### PROBLEM TO WORK ON:
Track down each line below containing the string "CYLINDER" and copy it.

Interface dataset entries:
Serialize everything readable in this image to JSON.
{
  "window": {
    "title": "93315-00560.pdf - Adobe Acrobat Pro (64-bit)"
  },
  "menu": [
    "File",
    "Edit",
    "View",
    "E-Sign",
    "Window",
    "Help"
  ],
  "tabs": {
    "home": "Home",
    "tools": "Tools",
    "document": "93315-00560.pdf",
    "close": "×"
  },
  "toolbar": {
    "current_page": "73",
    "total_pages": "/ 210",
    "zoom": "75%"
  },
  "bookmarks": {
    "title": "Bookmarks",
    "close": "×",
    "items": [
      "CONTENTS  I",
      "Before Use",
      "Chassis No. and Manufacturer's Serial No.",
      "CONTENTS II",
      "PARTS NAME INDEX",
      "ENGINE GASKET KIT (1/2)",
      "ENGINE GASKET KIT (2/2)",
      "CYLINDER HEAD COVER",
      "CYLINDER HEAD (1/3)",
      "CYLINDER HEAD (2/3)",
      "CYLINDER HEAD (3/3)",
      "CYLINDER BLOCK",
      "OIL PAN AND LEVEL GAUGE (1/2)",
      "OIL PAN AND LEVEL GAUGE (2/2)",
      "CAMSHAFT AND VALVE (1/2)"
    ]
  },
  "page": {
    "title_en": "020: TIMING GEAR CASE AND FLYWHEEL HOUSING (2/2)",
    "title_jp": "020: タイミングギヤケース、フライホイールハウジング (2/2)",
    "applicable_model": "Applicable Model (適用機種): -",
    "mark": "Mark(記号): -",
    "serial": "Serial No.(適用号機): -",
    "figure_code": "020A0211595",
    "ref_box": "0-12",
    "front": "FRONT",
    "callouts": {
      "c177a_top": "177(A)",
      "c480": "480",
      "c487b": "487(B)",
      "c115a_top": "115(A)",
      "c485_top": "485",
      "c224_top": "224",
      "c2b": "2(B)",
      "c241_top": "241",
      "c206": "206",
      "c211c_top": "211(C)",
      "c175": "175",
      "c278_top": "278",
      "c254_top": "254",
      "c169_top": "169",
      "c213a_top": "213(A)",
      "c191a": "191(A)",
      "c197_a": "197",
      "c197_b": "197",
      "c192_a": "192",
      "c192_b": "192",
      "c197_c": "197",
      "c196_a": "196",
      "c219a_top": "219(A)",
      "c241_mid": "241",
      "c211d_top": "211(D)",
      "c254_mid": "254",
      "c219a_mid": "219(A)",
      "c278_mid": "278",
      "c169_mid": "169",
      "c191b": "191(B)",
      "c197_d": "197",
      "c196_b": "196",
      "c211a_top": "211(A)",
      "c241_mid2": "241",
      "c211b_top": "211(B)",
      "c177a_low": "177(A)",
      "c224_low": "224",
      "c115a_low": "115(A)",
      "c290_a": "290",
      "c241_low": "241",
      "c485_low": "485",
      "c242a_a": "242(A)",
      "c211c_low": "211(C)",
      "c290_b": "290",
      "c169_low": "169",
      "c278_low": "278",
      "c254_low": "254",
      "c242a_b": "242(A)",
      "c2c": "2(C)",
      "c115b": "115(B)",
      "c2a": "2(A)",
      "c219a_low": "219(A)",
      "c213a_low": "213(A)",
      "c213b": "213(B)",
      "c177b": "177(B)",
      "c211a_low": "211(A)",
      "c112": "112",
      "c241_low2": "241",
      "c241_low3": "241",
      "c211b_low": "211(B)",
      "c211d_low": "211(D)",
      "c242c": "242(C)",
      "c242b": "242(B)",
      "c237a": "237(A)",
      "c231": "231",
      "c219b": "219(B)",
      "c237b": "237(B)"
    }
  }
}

### TASK SOLUTION:
      "CYLINDER HEAD COVER",
      "CYLINDER HEAD (1/3)",
      "CYLINDER HEAD (2/3)",
      "CYLINDER HEAD (3/3)",
      "CYLINDER BLOCK",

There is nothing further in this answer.